I can’t write about my uterus anymore, since I lost it back in early April (oops!). But I wanted to provide a short update on the aftermath of the surgery. Last time I wrote, I had just found out that I needed to have physical therapy for pelvic floor pain and tightness; I wasn’t excited about it, to say the least.

One thing that frustrates me a lot is that I went through the entire surgery, the painful recovery, and I’m not really better than I was. Or rather, the things that were a problem but not bothering me (uterine prolapse) are resolved. The things that were bothering me (herniated back vaginal wall, making bowel movements difficult) are still problems. (Sorry, I know it’s icky to read about. Imagine having to live with it, double ick.) Plus I have soreness in places I didn’t use to have soreness, chronic sacral pain and a tightness that makes me wonder if intercourse is a physical impossibility.

So today I had my second appointment with Celia, the physical therapist. She specializes in pelvic floor issues, and to my relief, she is very sensitive about what the experience is like for me (for all her clients, I am sure). During the first appointment, all we did was talk about what I was experiencing. She mentioned what she thought might be issues and already gave me something to work on, without having to touch me.

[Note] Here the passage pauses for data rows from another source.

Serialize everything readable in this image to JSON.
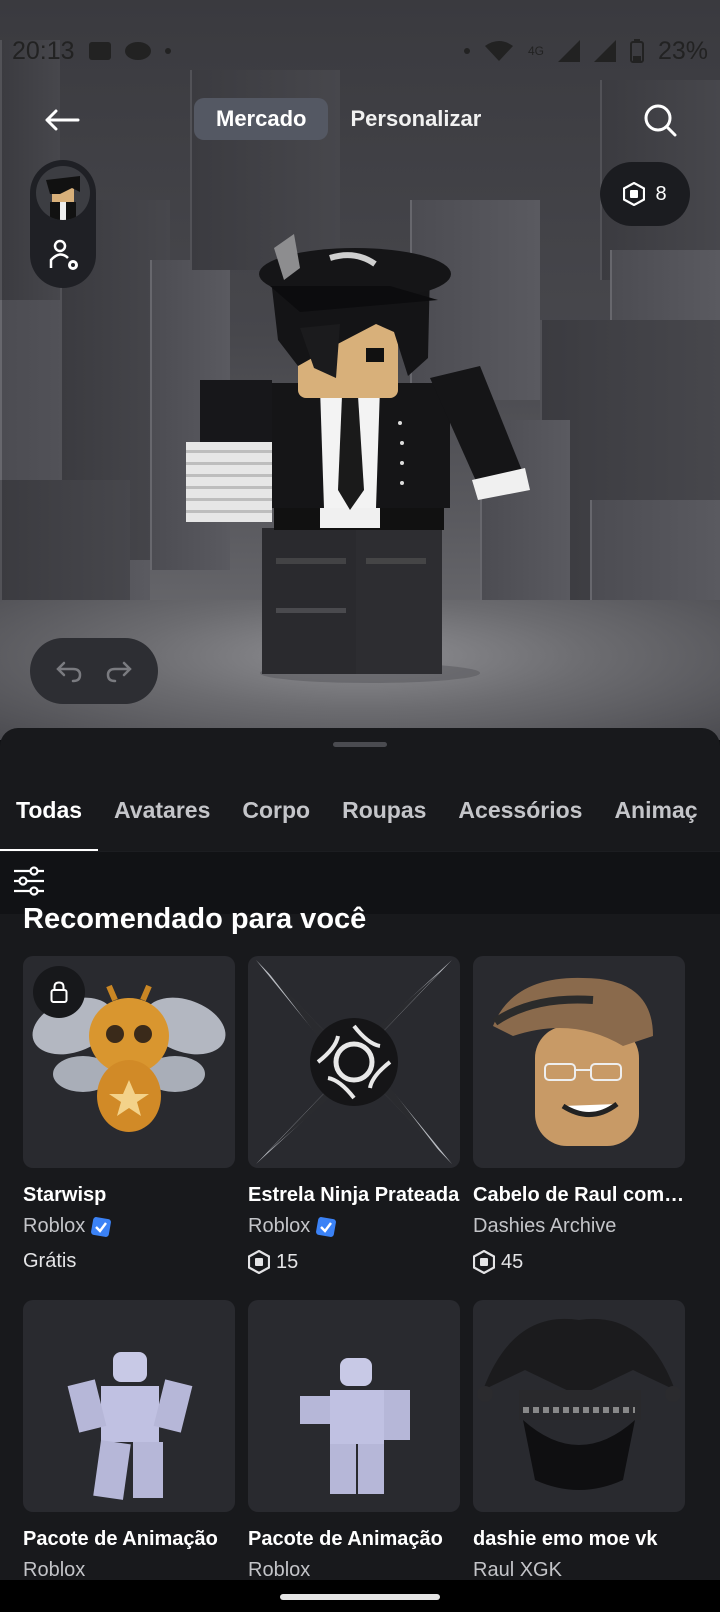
{
  "status_bar": {
    "time": "20:13",
    "battery": "23%",
    "network": "4G"
  },
  "header": {
    "tabs": [
      {
        "label": "Mercado",
        "active": true
      },
      {
        "label": "Personalizar",
        "active": false
      }
    ]
  },
  "robux_balance": "8",
  "categories": [
    {
      "label": "Todas",
      "active": true
    },
    {
      "label": "Avatares",
      "active": false
    },
    {
      "label": "Corpo",
      "active": false
    },
    {
      "label": "Roupas",
      "active": false
    },
    {
      "label": "Acessórios",
      "active": false
    },
    {
      "label": "Animaç",
      "active": false
    }
  ],
  "section_title": "Recomendado para você",
  "items": [
    {
      "name": "Starwisp",
      "creator": "Roblox",
      "verified": true,
      "price": "Grátis",
      "locked": true
    },
    {
      "name": "Estrela Ninja Prateada",
      "creator": "Roblox",
      "verified": true,
      "price": "15"
    },
    {
      "name": "Cabelo de Raul com Óculos",
      "creator": "Dashies Archive",
      "verified": false,
      "price": "45"
    },
    {
      "name": "Pacote de Animação",
      "creator": "Roblox",
      "verified": true
    },
    {
      "name": "Pacote de Animação",
      "creator": "Roblox",
      "verified": true
    },
    {
      "name": "dashie emo moe vk",
      "creator": "Raul XGK",
      "verified": false
    }
  ],
  "colors": {
    "sheet_bg": "#18191c",
    "verified": "#3b82f6",
    "active_tab": "#545863"
  }
}
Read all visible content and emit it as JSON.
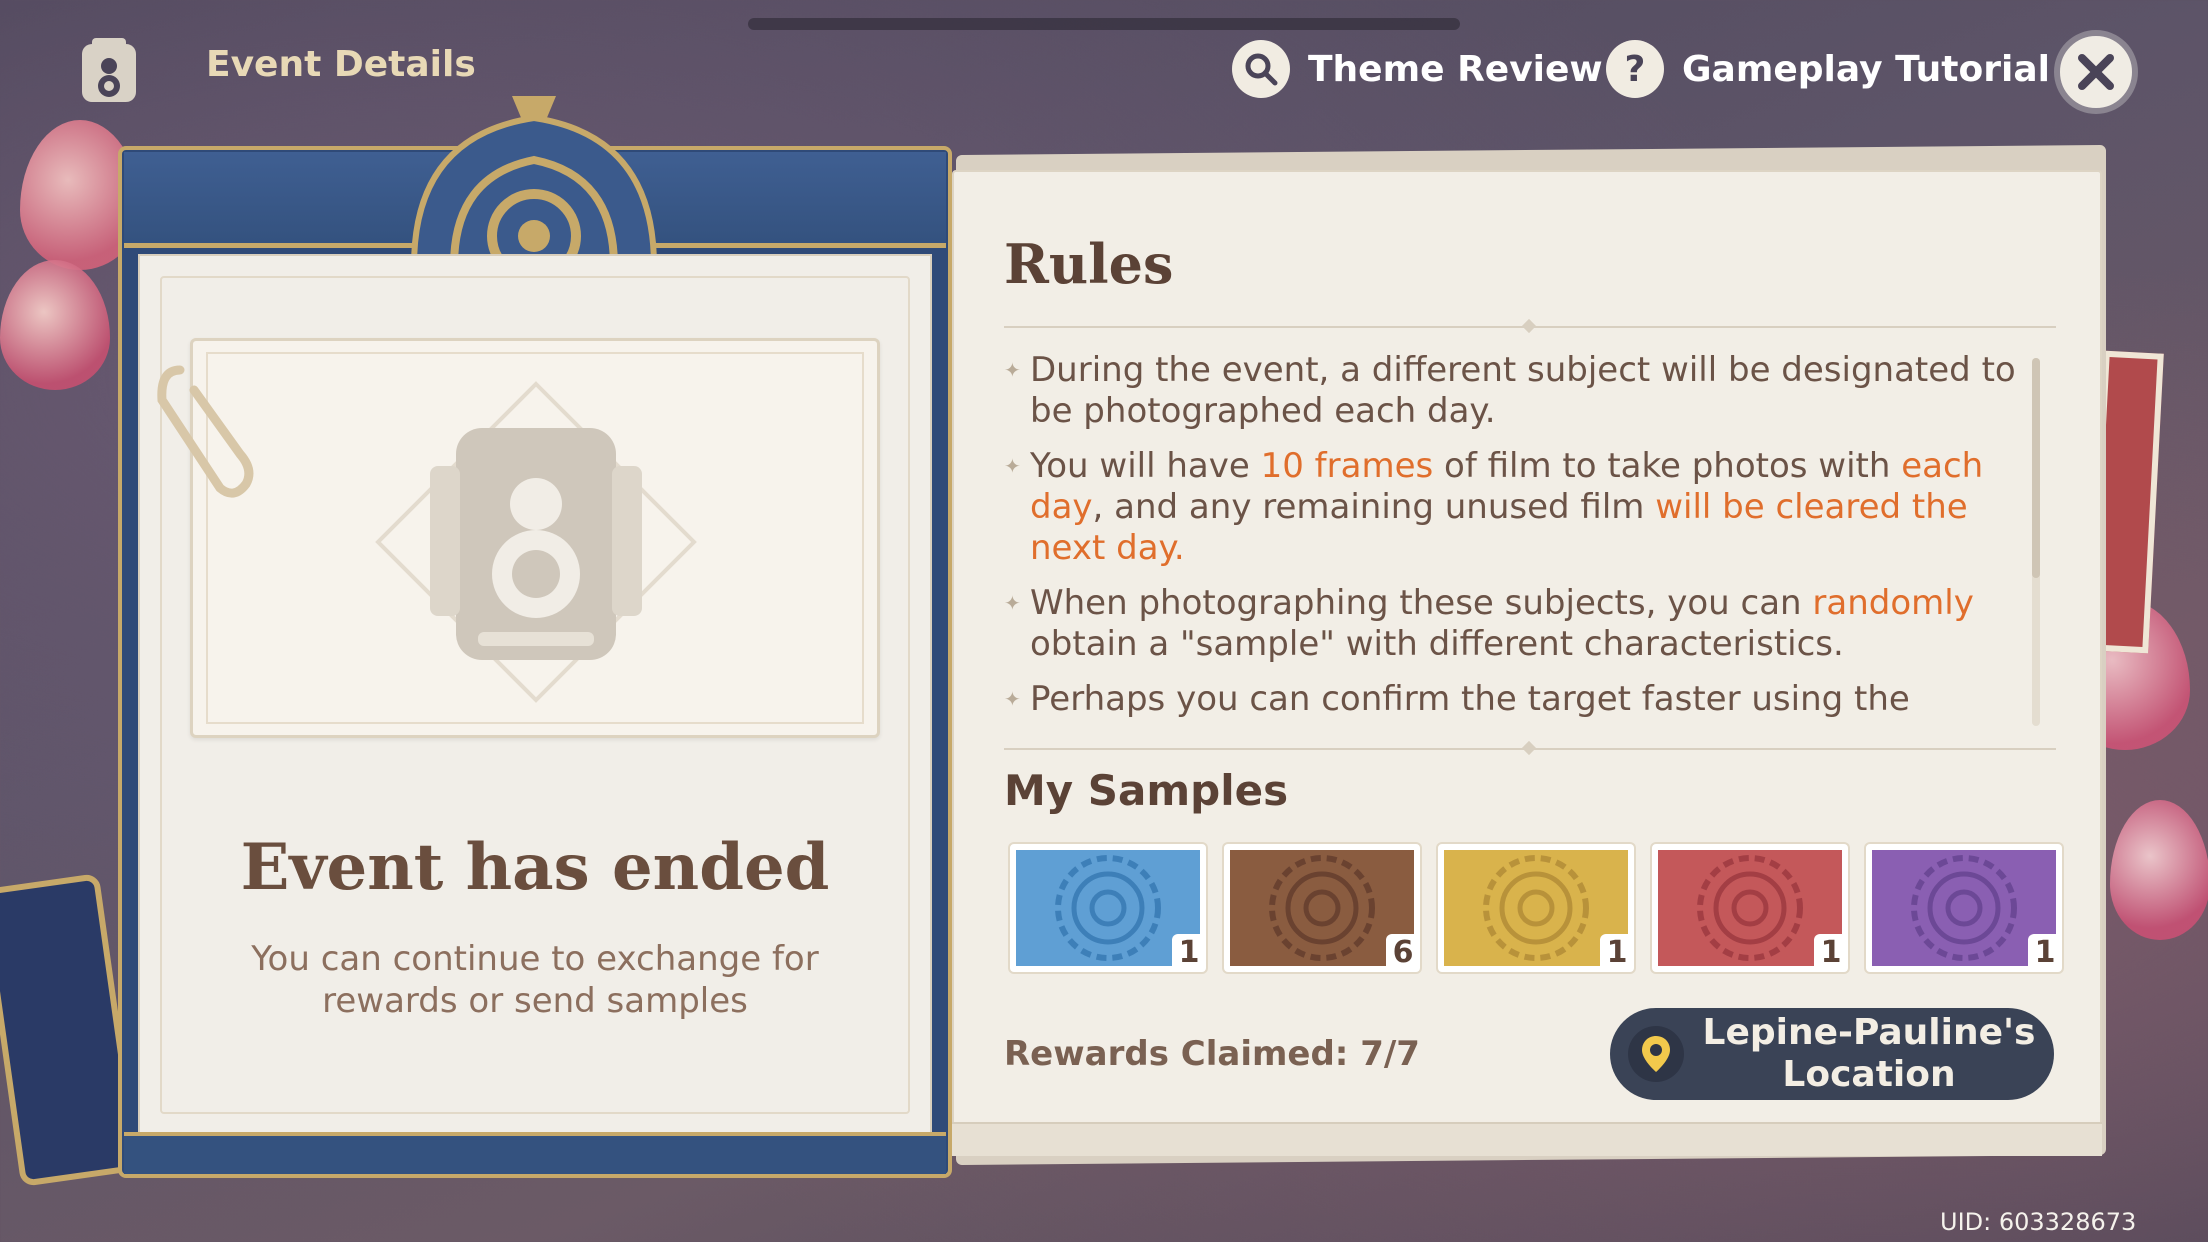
{
  "header": {
    "title": "Event Details",
    "theme_review": "Theme Review",
    "gameplay_tutorial": "Gameplay Tutorial"
  },
  "card": {
    "status_title": "Event has ended",
    "status_subtitle": "You can continue to exchange for rewards or send samples"
  },
  "rules": {
    "title": "Rules",
    "items": [
      {
        "segments": [
          {
            "text": "During the event, a different subject will be designated to be photographed each day.",
            "highlight": false
          }
        ]
      },
      {
        "segments": [
          {
            "text": "You will have ",
            "highlight": false
          },
          {
            "text": "10 frames",
            "highlight": true
          },
          {
            "text": " of film to take photos with ",
            "highlight": false
          },
          {
            "text": "each day",
            "highlight": true
          },
          {
            "text": ", and any remaining unused film ",
            "highlight": false
          },
          {
            "text": "will be cleared the next day.",
            "highlight": true
          }
        ]
      },
      {
        "segments": [
          {
            "text": "When photographing these subjects, you can ",
            "highlight": false
          },
          {
            "text": "randomly",
            "highlight": true
          },
          {
            "text": " obtain a \"sample\" with different characteristics.",
            "highlight": false
          }
        ]
      },
      {
        "segments": [
          {
            "text": "Perhaps you can confirm the target faster using the",
            "highlight": false
          }
        ]
      }
    ]
  },
  "samples": {
    "title": "My Samples",
    "items": [
      {
        "color": "#5f9fd4",
        "ring": "#3d7fb8",
        "count": "1"
      },
      {
        "color": "#8a5c40",
        "ring": "#6a4230",
        "count": "6"
      },
      {
        "color": "#d9b34c",
        "ring": "#b8923a",
        "count": "1"
      },
      {
        "color": "#c4585a",
        "ring": "#a33e44",
        "count": "1"
      },
      {
        "color": "#8a5fb2",
        "ring": "#6c4896",
        "count": "1"
      }
    ]
  },
  "rewards_claimed": "Rewards Claimed: 7/7",
  "location_button": "Lepine-Pauline's Location",
  "uid": "UID: 603328673",
  "colors": {
    "highlight": "#e06e2c",
    "card_blue": "#2f4a78",
    "gold": "#c7a969"
  }
}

Today the agenda included a vaginal exam. She told me though that we didn’t have to do it today if I didn’t want. We didn’t have to do it at all, she said–it would be helpful for her to have more information, but she wouldn’t do an exam if I didn’t want to. I decided I did want it though, because I really would like to get the issues resolved, and I think that’s more likely if she knows exactly what’s going on.

Okay then, Celia said. But she also reminded me that we could stop at any point if I needed to. I’m in charge, she told me. Clearly she’s experienced at working with women who have some kind of trauma history.

She did everything right, and it was essentially fine. She’d ask me though if something hurt, and if so, how much on a scale of 1-10. I could never answer that. I couldn’t really distinguish between what felt like pressure and what hurt. I felt confused. I think I was holding myself so tight and protected that there was not much brain space left for noticing sensations.

Celia paused in the middle to make sure I was okay and could keep going. I was pretty tense at that point, so she wasn’t wrong to check in.

“No, keep going,” I said. “I’d rather just get it over with.”

“I’m not sure that’s the best thing,” she replied. “It’s never a good thing to rush with your body. It doesn’t matter if we do the whole exam today or some of it next time or never do the rest of it. But it matters if you aren’t feeling okay.”

We eventually did keep going a bit longer, and then she decided that was enough. I’m glad now that she did, because after she left, I dressed and took off on my way home, I realized that I was sore. Not too bad, and it’s already better, but I wasn’t able to notice it while I was still in the office.

I’ve been thinking about this appointment and especially about my “keep going and get it over with” approach. I think that’s my approach to a lot of things, physical and sexual things, and also demands and stress at work. I override any instincts I might have to stop (or I don’t listen to them or maybe don’t even have them). I can see that Celia’s right, that rushing might not be the best approach. I wonder what it might mean to slow down and pay attention to what my body feels. It could be hard at first, but perhaps I could learn to sense my reactions in the moment and not an hour or a day or a year or many years later?

I’m grateful to have this realization in the presence of a sensitive and concerned practitioner, rather than in the middle of a situation where I might feel some external pressure to keep going. Isn’t that interesting? I didn’t expect to be grateful for anything about this physical therapy.


P.S. Nice post by alisonslist on what pelvic floor PT is like. Since I’m still in the diagnostic phase, I can’t speak yet to whether I’ll have a similar experience.